The exhibit is divided up into four rooms, each covering an epoch of McQueen's career, and giving patrons glimpses into his tortured, brilliant mind. The first section centers on London, focusing on the low-budget, provocative shows he staged there. The next, "A Romantic Mind," zeroes in on tailoring. Then, it trods down the dark and darker times of "A Gothing Mind," "Romantic Primitivism" and "Romantic Nationalism." The whole journey comprises key elements of McQueen's oeuvre: the "Highland Rape" collection, "The Hunger" collection, "The Birds" collection — all charted by the direction McQueen's mental health was taking along the way.

My jaw dropped when I came to the exhibit's penultimate room, the "Cabinet of Curiosities," a double-height display of McQueen's most subversive pieces, arranged as if in an apothecary cupboard. Twenty-seven screens simultaneously play his unforgettable catwalk shows and a haunting, eerie soundtrack adds to the overall vibe. Not chilling enough? One room away, encased in an odd triangle, is a near life-size Kate Moss hologram: a technical vision of a woman in ethereal white layers coming alive from a single speck, a mere dot.

This is moving, even for those who are not enamored with the supermodel. It's also the kind of experience patrons are likely to tell their friends about — not that the V&A needs the extra promotion. Roth tells us that over 70,000 tickets have been sold already.

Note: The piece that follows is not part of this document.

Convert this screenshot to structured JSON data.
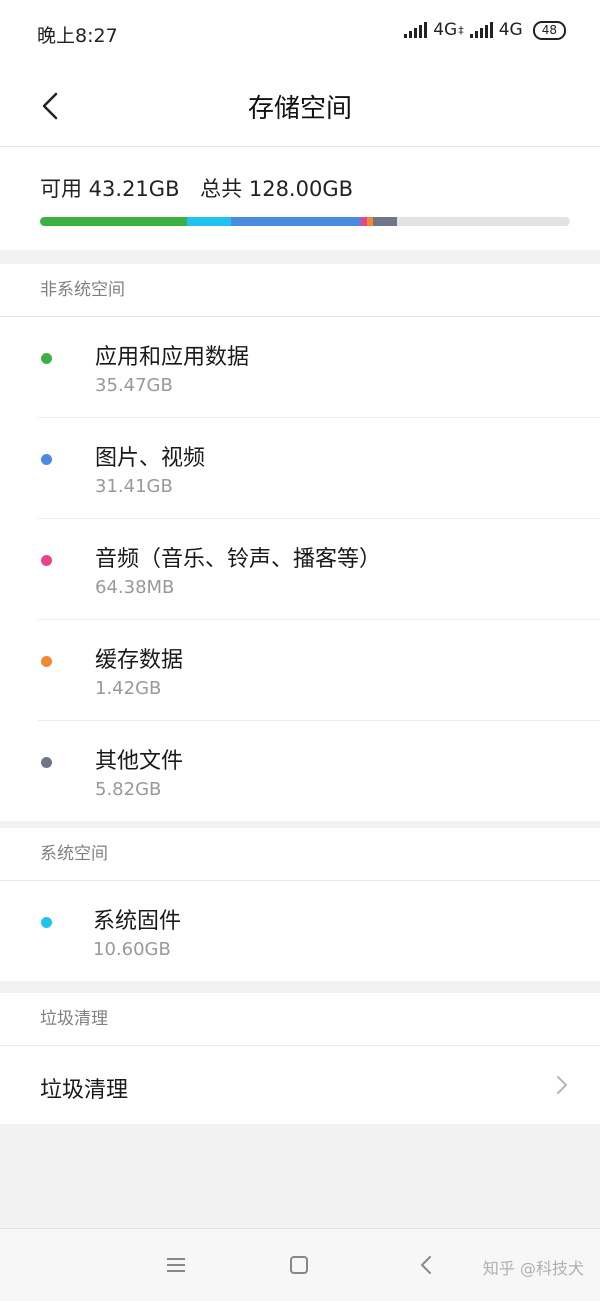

Browse photos from the exhibition below. "Alexander McQueen: Savage Beauty" will be on view from March 14 to Aug. 2.